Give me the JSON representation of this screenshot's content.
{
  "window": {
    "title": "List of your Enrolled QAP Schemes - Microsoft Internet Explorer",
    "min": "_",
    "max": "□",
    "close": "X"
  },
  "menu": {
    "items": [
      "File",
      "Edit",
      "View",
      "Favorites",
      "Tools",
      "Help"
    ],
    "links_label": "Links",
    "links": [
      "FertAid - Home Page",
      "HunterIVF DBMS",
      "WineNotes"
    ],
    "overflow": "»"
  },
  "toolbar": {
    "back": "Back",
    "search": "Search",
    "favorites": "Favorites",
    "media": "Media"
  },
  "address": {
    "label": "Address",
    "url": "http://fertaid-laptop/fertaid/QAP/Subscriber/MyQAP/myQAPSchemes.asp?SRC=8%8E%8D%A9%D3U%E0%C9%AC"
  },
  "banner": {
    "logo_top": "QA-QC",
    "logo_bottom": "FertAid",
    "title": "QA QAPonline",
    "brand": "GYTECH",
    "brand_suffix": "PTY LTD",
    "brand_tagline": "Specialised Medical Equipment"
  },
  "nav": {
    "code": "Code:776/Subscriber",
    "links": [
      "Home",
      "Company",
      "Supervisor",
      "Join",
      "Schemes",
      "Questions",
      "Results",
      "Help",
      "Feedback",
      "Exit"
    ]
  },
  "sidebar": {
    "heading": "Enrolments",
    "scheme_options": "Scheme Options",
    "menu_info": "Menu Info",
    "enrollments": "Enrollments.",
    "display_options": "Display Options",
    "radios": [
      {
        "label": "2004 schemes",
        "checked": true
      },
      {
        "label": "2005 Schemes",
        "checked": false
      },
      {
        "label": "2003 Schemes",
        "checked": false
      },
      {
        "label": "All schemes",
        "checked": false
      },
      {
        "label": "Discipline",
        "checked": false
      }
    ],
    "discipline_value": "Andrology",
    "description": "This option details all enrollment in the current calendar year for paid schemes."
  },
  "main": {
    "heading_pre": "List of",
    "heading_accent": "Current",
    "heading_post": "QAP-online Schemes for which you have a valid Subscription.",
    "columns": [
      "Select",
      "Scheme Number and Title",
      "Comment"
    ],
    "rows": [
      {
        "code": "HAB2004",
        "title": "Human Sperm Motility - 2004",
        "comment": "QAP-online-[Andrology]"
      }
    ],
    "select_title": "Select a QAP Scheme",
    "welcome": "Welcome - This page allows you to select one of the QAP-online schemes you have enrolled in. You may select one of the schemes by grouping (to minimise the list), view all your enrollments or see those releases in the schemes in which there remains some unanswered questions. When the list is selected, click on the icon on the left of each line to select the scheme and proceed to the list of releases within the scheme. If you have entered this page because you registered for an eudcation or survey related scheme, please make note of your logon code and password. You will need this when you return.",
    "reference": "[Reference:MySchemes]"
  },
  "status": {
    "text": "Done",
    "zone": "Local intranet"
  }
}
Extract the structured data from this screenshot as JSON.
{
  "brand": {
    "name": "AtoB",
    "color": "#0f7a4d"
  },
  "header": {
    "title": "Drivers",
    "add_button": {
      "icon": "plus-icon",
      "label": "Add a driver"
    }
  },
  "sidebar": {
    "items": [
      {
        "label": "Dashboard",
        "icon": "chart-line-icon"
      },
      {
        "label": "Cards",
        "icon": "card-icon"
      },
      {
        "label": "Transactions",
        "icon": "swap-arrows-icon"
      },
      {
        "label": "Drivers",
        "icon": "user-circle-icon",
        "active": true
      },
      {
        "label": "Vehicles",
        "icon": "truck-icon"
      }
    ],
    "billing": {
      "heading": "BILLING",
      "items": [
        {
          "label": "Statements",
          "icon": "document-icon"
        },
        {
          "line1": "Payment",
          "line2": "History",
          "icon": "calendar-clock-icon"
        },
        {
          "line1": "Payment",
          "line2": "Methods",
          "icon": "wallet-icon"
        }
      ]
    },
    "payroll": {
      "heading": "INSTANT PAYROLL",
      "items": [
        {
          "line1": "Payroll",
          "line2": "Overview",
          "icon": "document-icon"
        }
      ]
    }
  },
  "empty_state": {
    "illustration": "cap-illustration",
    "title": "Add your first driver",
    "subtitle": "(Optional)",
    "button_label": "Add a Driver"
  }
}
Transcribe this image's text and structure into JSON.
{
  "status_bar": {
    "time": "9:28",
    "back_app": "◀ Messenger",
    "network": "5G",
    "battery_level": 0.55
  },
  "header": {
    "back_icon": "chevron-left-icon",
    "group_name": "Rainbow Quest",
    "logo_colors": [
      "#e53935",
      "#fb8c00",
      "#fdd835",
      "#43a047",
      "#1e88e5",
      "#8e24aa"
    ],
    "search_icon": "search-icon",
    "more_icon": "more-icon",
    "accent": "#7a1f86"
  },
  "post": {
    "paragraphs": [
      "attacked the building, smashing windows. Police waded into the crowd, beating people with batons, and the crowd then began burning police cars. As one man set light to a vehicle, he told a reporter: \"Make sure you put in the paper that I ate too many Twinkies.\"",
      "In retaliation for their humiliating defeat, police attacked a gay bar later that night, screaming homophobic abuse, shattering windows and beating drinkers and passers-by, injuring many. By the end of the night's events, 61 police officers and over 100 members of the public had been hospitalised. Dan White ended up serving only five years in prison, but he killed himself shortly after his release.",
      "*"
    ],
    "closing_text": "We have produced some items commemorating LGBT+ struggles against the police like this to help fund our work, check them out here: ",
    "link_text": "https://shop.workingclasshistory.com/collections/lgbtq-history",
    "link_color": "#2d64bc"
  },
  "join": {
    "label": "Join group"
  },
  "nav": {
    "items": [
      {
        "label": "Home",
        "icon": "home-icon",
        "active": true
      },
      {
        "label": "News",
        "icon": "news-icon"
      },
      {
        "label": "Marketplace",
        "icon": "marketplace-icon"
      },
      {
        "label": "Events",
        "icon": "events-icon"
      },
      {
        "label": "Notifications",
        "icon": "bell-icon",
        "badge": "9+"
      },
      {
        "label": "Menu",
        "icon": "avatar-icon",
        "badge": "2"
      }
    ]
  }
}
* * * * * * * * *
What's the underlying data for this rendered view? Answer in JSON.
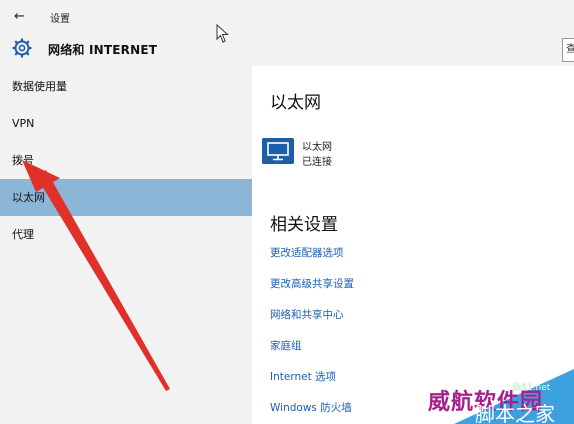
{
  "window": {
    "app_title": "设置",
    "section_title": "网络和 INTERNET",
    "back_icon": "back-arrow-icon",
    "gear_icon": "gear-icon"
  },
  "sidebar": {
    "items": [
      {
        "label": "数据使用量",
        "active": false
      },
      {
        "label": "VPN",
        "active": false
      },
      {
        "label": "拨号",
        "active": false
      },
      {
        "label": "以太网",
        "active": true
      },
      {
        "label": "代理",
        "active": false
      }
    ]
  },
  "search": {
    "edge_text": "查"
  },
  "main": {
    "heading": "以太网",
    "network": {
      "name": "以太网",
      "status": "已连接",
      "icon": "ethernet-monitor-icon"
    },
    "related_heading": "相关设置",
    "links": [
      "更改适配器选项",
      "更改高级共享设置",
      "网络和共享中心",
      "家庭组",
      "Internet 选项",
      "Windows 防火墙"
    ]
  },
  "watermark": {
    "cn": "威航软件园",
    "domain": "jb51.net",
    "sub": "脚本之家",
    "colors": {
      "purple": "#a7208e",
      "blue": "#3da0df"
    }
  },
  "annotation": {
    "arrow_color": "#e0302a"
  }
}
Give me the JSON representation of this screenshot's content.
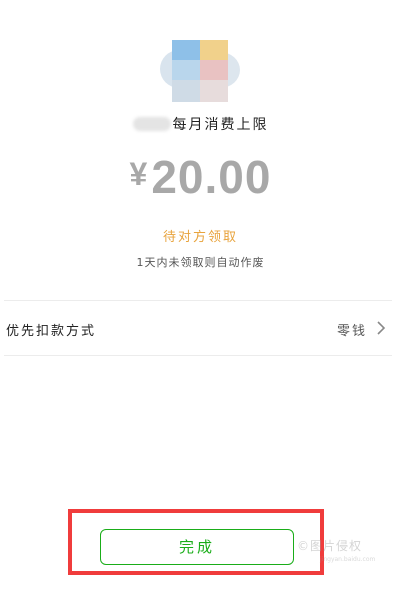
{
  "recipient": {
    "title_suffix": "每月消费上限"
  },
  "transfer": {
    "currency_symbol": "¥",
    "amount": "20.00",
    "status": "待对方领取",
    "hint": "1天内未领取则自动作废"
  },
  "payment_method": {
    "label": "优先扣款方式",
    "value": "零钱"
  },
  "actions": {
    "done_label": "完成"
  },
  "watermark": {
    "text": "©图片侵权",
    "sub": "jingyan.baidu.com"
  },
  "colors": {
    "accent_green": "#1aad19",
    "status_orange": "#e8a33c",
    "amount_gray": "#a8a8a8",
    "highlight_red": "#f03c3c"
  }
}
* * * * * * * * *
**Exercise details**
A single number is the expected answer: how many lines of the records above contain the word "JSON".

**Written answer**
5